■ Directions for this task
What number of lines in the entries below include the string "description"? Respond with that number alone.

╭─ Input data

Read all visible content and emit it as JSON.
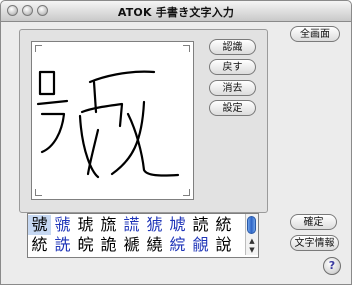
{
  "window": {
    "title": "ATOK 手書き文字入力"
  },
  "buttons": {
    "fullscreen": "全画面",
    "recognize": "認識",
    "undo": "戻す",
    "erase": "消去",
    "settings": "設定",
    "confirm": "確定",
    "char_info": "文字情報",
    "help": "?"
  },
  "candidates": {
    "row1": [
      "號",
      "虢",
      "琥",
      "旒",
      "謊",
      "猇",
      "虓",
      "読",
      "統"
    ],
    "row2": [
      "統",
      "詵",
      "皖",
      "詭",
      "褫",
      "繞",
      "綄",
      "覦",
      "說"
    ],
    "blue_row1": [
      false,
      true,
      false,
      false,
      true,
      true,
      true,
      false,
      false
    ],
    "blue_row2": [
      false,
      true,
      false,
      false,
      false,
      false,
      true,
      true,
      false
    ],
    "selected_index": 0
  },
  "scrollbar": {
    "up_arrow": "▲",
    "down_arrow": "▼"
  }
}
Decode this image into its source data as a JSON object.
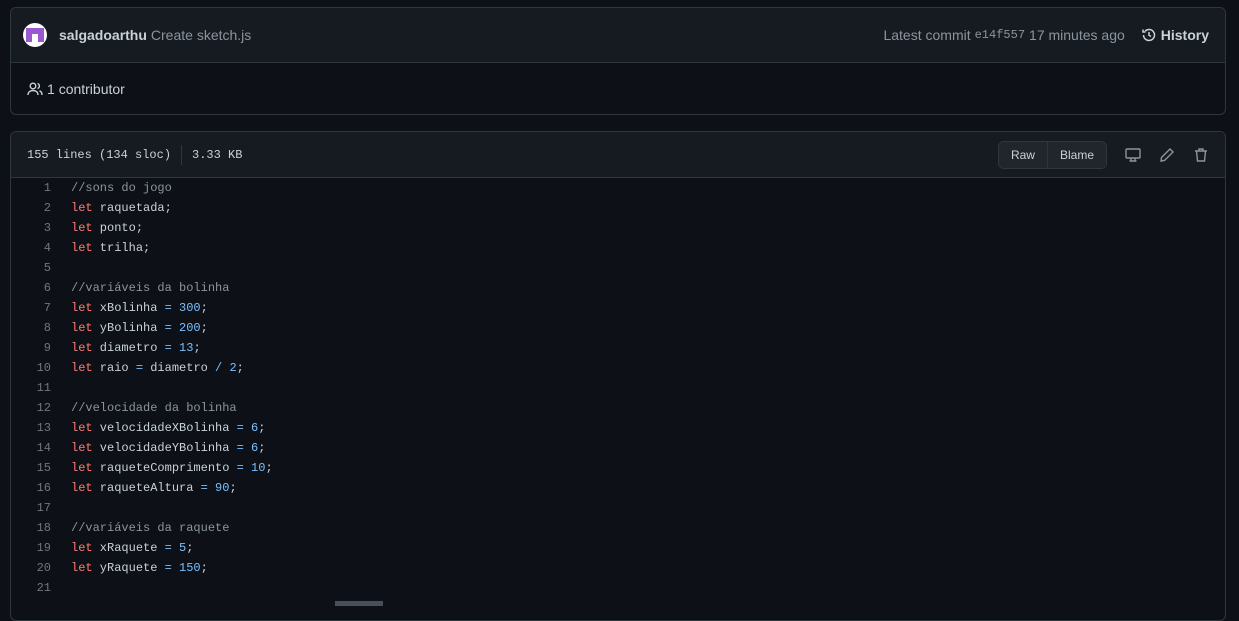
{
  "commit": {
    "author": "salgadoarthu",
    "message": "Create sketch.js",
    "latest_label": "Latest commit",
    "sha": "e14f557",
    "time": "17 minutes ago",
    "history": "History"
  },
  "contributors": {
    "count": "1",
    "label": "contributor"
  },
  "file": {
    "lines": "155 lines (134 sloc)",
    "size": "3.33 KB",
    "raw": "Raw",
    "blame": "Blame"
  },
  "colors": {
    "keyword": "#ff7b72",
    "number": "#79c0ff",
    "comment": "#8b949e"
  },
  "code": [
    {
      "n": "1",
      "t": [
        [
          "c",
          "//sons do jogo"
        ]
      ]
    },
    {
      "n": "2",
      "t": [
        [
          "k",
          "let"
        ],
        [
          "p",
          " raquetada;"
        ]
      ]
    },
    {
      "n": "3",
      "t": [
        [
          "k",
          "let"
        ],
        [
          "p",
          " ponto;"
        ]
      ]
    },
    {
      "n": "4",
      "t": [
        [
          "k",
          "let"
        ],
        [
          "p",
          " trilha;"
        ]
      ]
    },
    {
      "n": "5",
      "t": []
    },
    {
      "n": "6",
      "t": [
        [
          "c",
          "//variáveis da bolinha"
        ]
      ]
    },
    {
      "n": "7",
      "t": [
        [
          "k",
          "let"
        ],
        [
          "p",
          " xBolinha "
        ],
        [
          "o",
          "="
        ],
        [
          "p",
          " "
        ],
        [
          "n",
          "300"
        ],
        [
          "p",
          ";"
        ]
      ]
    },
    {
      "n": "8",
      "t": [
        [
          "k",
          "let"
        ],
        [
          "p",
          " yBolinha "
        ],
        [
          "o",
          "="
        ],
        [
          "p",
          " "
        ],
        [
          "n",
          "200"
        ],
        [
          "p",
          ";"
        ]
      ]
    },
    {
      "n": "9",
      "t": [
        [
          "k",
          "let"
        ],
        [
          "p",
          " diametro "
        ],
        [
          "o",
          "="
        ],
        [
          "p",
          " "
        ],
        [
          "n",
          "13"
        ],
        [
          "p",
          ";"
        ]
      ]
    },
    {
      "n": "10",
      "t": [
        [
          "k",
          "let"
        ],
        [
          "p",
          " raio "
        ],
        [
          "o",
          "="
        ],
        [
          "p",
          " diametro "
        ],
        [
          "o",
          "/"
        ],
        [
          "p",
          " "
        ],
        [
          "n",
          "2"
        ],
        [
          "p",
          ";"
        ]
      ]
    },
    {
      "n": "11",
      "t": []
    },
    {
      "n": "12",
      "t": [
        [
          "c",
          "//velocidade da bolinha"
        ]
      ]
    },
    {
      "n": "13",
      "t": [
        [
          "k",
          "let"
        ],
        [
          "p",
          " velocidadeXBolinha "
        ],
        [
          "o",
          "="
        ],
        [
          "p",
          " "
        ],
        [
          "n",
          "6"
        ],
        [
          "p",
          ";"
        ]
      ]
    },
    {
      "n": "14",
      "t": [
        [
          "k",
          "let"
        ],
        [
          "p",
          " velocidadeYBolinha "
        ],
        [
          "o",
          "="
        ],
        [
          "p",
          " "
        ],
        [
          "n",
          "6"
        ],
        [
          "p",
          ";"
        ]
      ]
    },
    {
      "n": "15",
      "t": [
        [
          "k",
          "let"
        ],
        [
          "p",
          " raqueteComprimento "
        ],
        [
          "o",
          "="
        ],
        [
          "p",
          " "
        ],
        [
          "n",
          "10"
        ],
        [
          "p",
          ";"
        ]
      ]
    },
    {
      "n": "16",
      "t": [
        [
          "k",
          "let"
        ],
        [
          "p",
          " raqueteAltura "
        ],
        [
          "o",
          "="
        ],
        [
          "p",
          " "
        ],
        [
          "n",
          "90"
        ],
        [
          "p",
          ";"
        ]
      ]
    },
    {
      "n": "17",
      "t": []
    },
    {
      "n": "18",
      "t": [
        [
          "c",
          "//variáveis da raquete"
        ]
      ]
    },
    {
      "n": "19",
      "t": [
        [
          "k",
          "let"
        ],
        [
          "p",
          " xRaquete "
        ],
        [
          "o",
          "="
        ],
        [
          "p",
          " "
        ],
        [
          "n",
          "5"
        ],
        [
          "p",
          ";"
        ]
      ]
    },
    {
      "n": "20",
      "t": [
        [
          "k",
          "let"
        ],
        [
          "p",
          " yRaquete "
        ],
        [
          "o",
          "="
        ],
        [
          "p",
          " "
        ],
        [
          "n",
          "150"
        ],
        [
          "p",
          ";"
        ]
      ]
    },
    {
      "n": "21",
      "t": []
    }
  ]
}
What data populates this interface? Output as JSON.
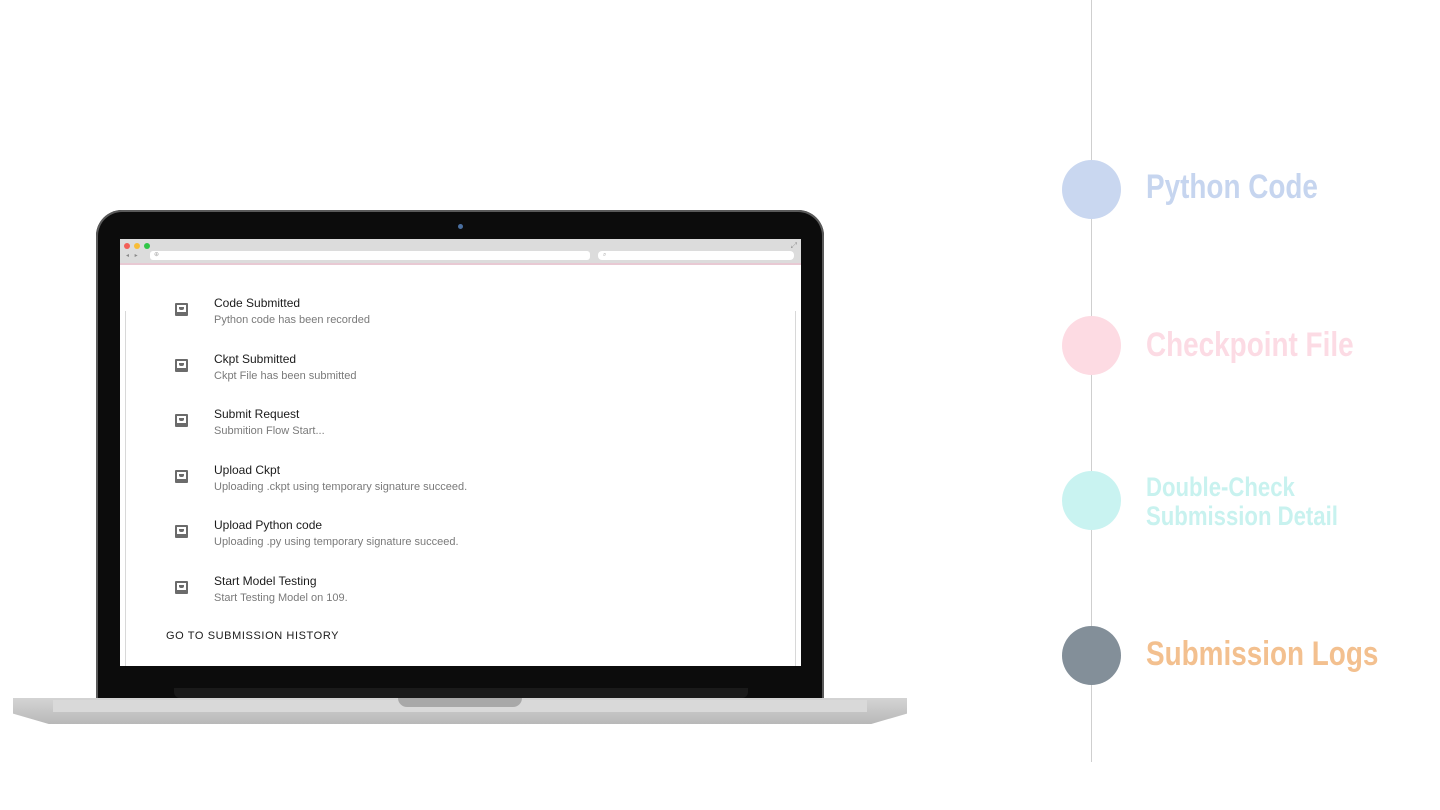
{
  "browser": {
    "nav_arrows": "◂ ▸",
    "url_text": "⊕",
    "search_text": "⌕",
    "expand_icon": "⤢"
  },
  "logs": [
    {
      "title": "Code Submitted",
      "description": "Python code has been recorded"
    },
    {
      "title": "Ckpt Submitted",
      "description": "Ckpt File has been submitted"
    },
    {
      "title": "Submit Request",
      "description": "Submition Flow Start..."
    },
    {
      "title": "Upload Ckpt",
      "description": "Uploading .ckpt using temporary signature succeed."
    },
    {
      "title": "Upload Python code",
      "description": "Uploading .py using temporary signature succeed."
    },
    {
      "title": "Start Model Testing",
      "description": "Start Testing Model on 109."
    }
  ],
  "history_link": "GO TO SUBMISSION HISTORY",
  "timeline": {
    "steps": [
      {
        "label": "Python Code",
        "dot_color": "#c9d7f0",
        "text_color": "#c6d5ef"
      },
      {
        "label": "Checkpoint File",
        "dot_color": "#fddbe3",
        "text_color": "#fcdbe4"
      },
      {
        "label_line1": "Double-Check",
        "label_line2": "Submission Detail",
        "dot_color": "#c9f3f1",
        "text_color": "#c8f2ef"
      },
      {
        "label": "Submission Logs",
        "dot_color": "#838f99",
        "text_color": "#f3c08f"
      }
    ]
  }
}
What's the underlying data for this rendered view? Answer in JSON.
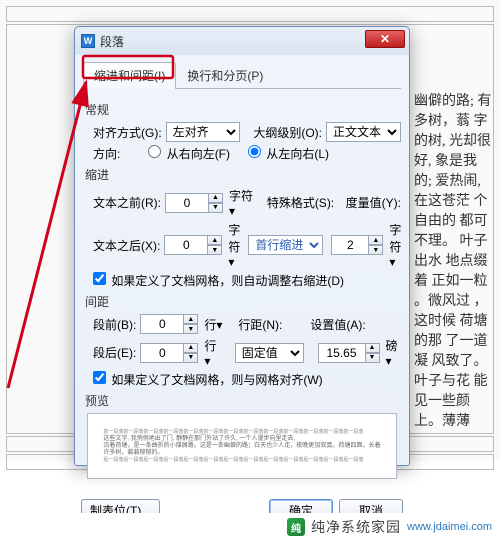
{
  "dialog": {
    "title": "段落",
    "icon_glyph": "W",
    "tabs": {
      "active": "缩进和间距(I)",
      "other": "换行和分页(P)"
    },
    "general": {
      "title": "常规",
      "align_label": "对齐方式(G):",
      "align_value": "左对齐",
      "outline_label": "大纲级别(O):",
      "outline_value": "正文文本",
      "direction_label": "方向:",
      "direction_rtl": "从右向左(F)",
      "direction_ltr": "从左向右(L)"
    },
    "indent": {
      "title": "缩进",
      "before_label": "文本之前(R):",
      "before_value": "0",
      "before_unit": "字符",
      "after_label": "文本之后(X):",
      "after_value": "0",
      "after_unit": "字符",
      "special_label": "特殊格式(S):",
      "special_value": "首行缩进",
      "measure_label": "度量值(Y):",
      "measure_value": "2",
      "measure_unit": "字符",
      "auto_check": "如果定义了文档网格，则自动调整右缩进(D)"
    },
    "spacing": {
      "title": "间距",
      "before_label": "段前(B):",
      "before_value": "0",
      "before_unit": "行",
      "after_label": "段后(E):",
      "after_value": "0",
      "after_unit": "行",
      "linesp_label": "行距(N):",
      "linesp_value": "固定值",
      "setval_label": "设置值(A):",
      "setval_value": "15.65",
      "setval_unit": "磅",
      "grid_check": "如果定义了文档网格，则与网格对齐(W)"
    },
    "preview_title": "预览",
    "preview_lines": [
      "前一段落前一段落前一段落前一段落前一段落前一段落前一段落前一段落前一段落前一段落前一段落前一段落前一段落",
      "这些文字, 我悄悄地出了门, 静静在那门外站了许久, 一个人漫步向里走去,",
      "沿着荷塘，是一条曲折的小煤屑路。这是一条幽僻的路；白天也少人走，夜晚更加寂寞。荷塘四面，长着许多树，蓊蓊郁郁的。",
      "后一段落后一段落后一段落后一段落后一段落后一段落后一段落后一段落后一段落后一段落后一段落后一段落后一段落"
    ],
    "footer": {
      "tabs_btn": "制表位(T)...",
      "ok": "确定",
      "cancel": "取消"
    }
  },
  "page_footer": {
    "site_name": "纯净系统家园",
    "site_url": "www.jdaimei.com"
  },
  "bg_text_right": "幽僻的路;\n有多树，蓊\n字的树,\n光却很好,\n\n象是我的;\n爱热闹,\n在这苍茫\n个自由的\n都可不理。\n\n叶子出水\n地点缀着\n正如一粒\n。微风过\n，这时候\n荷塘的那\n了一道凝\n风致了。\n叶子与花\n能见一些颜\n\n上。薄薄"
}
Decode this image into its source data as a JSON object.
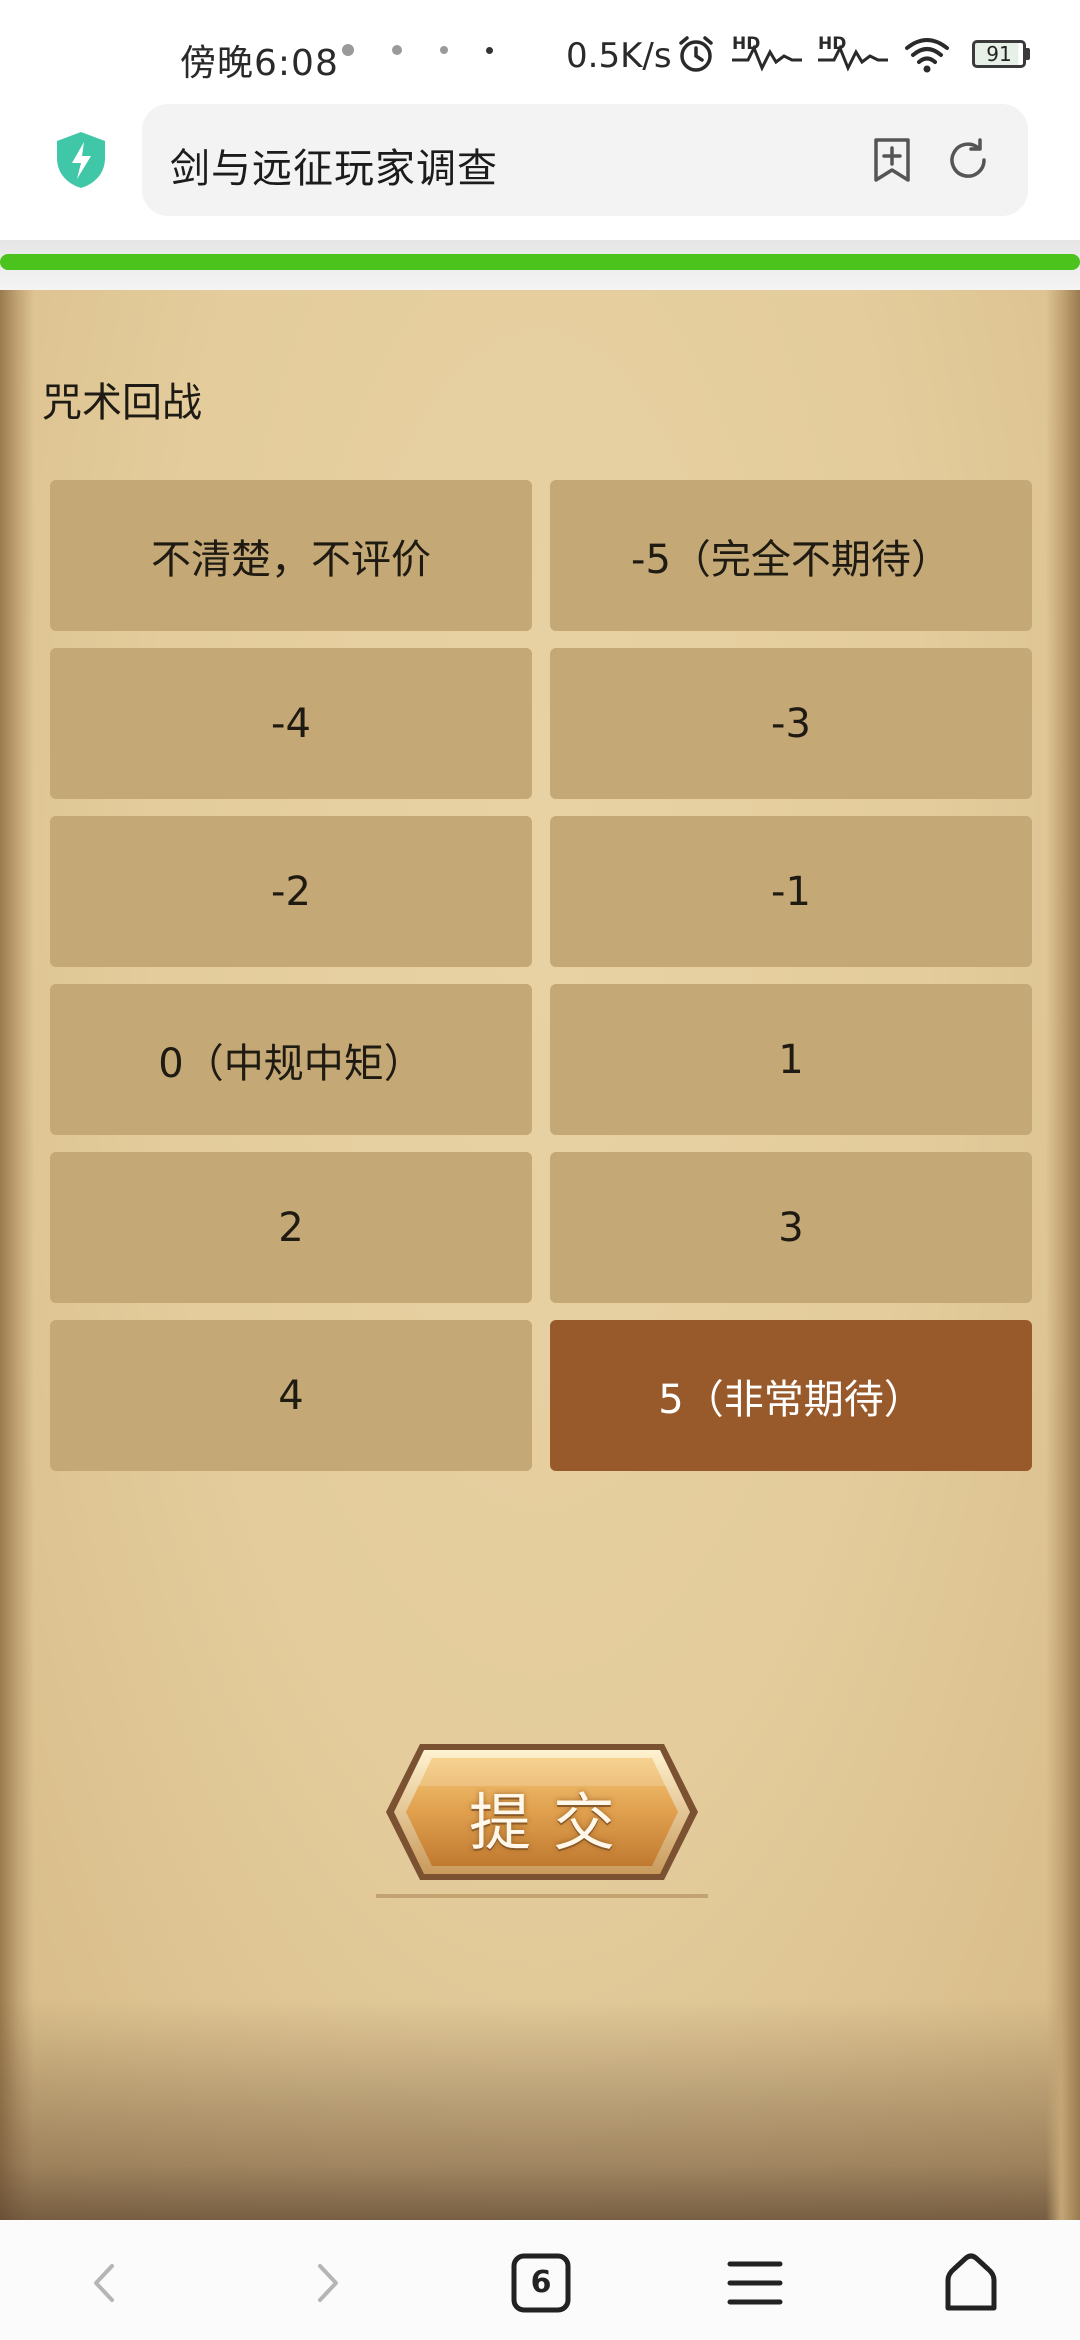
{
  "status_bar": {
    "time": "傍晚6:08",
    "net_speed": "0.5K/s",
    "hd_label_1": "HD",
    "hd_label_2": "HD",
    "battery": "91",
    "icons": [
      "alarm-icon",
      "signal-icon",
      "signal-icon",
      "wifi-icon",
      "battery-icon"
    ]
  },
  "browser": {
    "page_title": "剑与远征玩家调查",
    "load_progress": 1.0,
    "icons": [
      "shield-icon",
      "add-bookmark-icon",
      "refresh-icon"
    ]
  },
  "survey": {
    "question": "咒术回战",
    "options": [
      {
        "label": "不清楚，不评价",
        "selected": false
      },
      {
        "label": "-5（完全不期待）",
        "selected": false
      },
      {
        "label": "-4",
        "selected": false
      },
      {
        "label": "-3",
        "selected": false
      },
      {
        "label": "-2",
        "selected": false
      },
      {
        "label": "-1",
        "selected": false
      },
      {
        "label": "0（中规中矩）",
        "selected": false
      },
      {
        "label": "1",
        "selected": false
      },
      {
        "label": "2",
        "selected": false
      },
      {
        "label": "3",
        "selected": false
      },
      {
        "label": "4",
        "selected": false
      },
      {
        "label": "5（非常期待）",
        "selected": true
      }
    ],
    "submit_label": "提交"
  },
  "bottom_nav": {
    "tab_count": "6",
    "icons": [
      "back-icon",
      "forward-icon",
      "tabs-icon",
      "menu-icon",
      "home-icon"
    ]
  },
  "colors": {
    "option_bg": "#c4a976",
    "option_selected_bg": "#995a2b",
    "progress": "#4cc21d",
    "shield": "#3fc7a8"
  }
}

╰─

■ Written reply
6